China's first space station Tiangong-1 has become uncontrollable and is likely to crash back to Earth anytime. Even though the exact place where the out-of-control space station would crash is unknown, India is also among the countries at risk.
Here are top 7 things to know about space station Tiangong-1 and the imminent crash:
1. Weighing 19,000 pounds (8618.255 kg), the craft is packed with hydrazine, the rocket fuel which is cancerous and may cause liver and nerve damage.
This rocket fuel is an oily and colourless liquid which highly reactive. It is used for various purposes like military, industrial and agricultural, Daily Star revealed.
2. The US-based Aerospace Corporation expressed its concern and fear regarding the exposure to the deadly chemical, a Mail Online report revealed.
The Aerospace Corporation has provided independent technical and scientific research, development, and advisory services to national security space (NSS) programs since 1960.
3. Scientists are concerned about a possible crash and they are clueless about exactly where it would occur.
"Potentially, there may be a highly toxic and corrosive substance called hydrazine on board the spacecraft that could survive re-entry," a statement warned.
"For your safety, do not touch any debris you may find on the ground nor inhale vapours it may emit."
4. Though most of the satellites are expected to burn out when they re-enter Earth's atmosphere, around 40 percent of them may survive as space dust or debris.
Tiangong-1 space station was launched in 2011 to serve as a manned laboratory. The space station and the mission control had lost contact last year.

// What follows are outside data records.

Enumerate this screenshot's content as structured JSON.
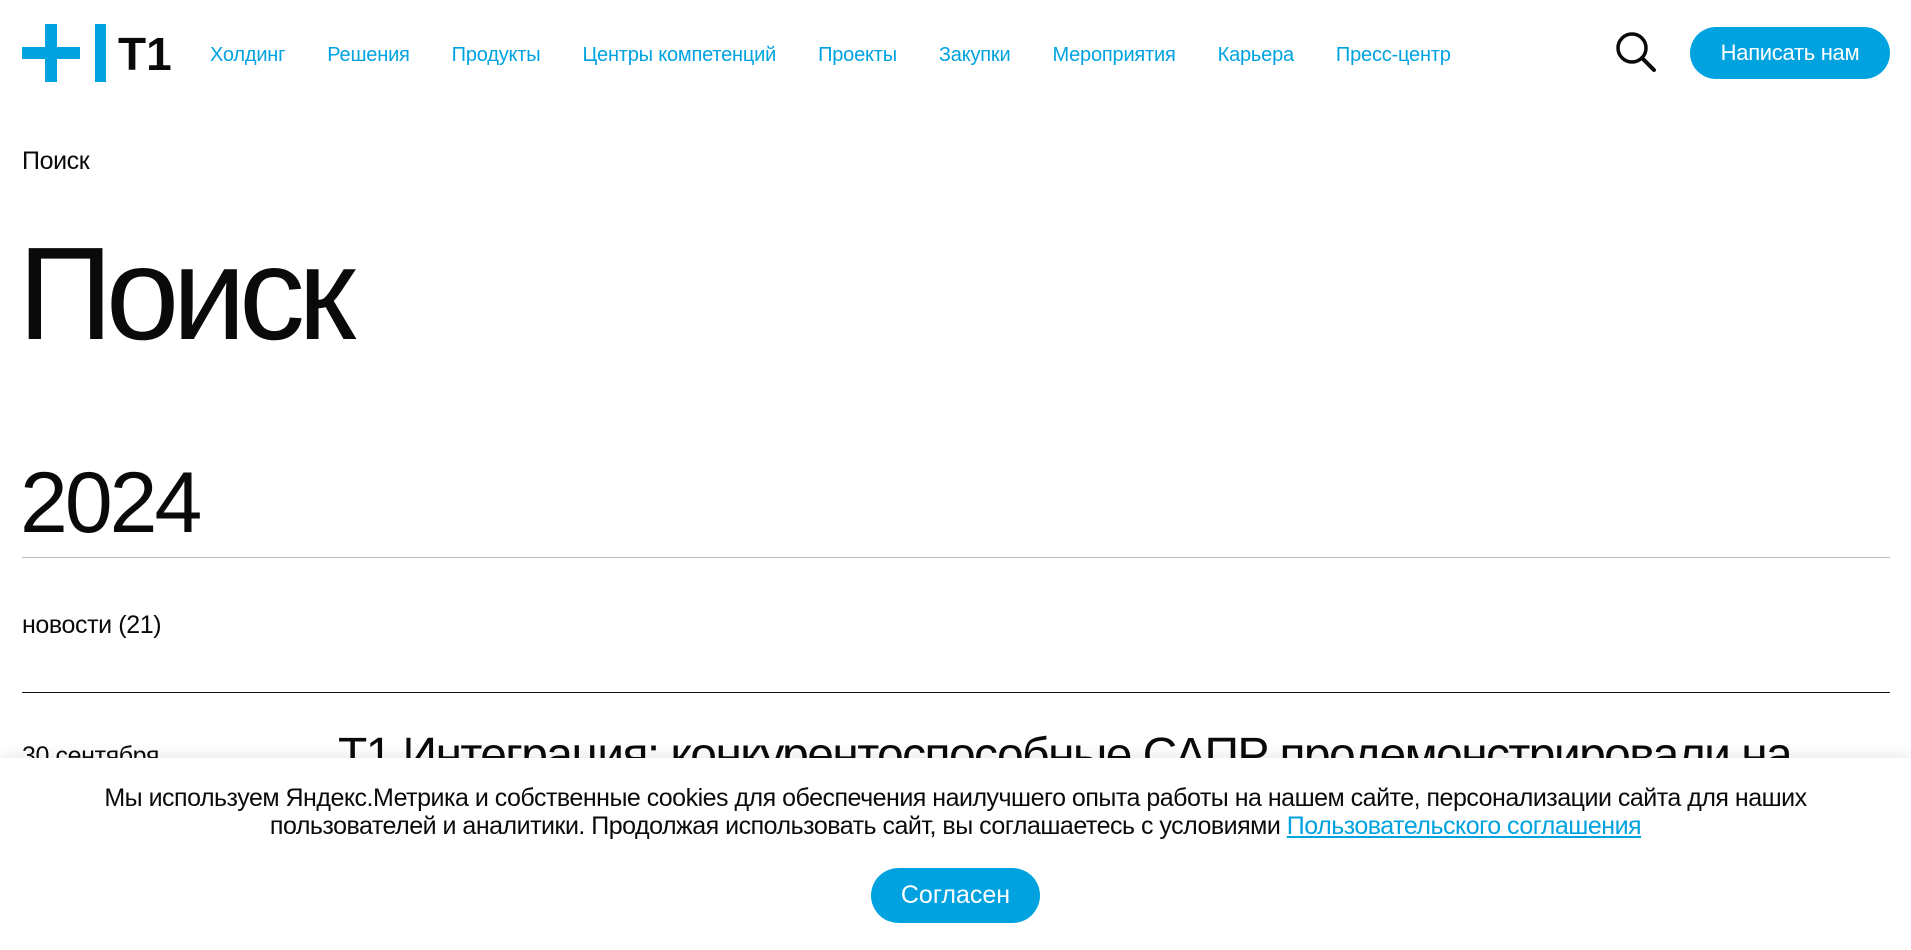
{
  "header": {
    "logo_text": "T1",
    "nav": [
      {
        "label": "Холдинг"
      },
      {
        "label": "Решения"
      },
      {
        "label": "Продукты"
      },
      {
        "label": "Центры компетенций"
      },
      {
        "label": "Проекты"
      },
      {
        "label": "Закупки"
      },
      {
        "label": "Мероприятия"
      },
      {
        "label": "Карьера"
      },
      {
        "label": "Пресс-центр"
      }
    ],
    "search_icon": "search-icon",
    "contact_label": "Написать нам"
  },
  "breadcrumb": "Поиск",
  "page_title": "Поиск",
  "results": {
    "year": "2024",
    "filter_label": "новости (21)",
    "items": [
      {
        "date": "30 сентября",
        "title": "Т1 Интеграция: конкурентоспособные САПР продемонстрировали на"
      }
    ]
  },
  "cookie": {
    "text": "Мы используем Яндекс.Метрика и собственные cookies для обеспечения наилучшего опыта работы на нашем сайте, персонализации сайта для наших пользователей и аналитики. Продолжая использовать сайт, вы соглашаетесь с условиями",
    "link_label": "Пользовательского соглашения",
    "button_label": "Согласен"
  },
  "colors": {
    "accent": "#00a3e0",
    "text": "#0a0a0a",
    "divider": "#b9bec4"
  }
}
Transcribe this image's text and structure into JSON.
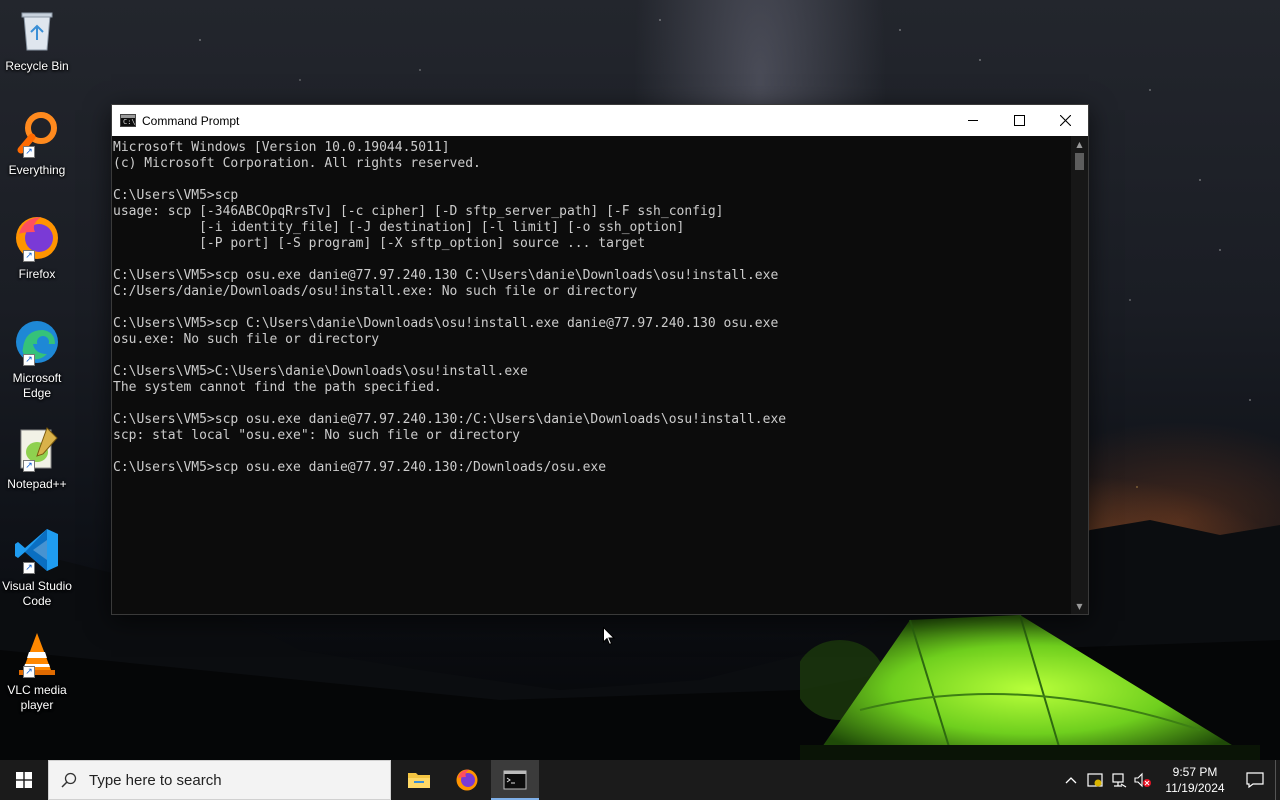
{
  "desktop": {
    "icons": [
      {
        "label": "Recycle Bin",
        "icon": "recycle-bin-icon"
      },
      {
        "label": "Everything",
        "icon": "everything-search-icon"
      },
      {
        "label": "Firefox",
        "icon": "firefox-icon"
      },
      {
        "label": "Microsoft Edge",
        "icon": "edge-icon"
      },
      {
        "label": "Notepad++",
        "icon": "notepad-plus-plus-icon"
      },
      {
        "label": "Visual Studio Code",
        "icon": "vscode-icon"
      },
      {
        "label": "VLC media player",
        "icon": "vlc-icon"
      }
    ]
  },
  "window": {
    "title": "Command Prompt",
    "lines": [
      "Microsoft Windows [Version 10.0.19044.5011]",
      "(c) Microsoft Corporation. All rights reserved.",
      "",
      "C:\\Users\\VM5>scp",
      "usage: scp [-346ABCOpqRrsTv] [-c cipher] [-D sftp_server_path] [-F ssh_config]",
      "           [-i identity_file] [-J destination] [-l limit] [-o ssh_option]",
      "           [-P port] [-S program] [-X sftp_option] source ... target",
      "",
      "C:\\Users\\VM5>scp osu.exe danie@77.97.240.130 C:\\Users\\danie\\Downloads\\osu!install.exe",
      "C:/Users/danie/Downloads/osu!install.exe: No such file or directory",
      "",
      "C:\\Users\\VM5>scp C:\\Users\\danie\\Downloads\\osu!install.exe danie@77.97.240.130 osu.exe",
      "osu.exe: No such file or directory",
      "",
      "C:\\Users\\VM5>C:\\Users\\danie\\Downloads\\osu!install.exe",
      "The system cannot find the path specified.",
      "",
      "C:\\Users\\VM5>scp osu.exe danie@77.97.240.130:/C:\\Users\\danie\\Downloads\\osu!install.exe",
      "scp: stat local \"osu.exe\": No such file or directory",
      "",
      "C:\\Users\\VM5>scp osu.exe danie@77.97.240.130:/Downloads/osu.exe"
    ]
  },
  "taskbar": {
    "search_placeholder": "Type here to search",
    "apps": [
      {
        "name": "File Explorer",
        "icon": "file-explorer-icon",
        "active": false
      },
      {
        "name": "Firefox",
        "icon": "firefox-icon",
        "active": false
      },
      {
        "name": "Command Prompt",
        "icon": "command-prompt-icon",
        "active": true
      }
    ],
    "time": "9:57 PM",
    "date": "11/19/2024"
  },
  "colors": {
    "console_bg": "#0c0c0c",
    "console_text": "#cccccc",
    "taskbar_bg": "#1b1b1b",
    "active_indicator": "#7fb0e8"
  }
}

5. On September 14, 2016, China revealed about Tiangong-1 crashing to Earth in the latter part of 2017 in an official statement.
The astronomers have now predicted the space station would re-enter the Earth in March 2018. The countries which are likely to be at risk are Spain, Turkey, India, Italy and parts of the US, as per the United States Environmental Protection Agency (EPA).
6. Experts from EPA are sure that the debris will not land further north than 43°N or further south than 43°S and they are worried about any country present between these latitudes getting hit by the craft, a Daily Star report revealed.
7. The biggest object which had re-entered Earth's atmosphere was Mir space station, an unmanned Russian cargo spacecraft which was launched in 1997. Crashed into Earth in 2011, Mir was heavier than Tiangong-1, weighing 264554.715 pounds (120,000 kg).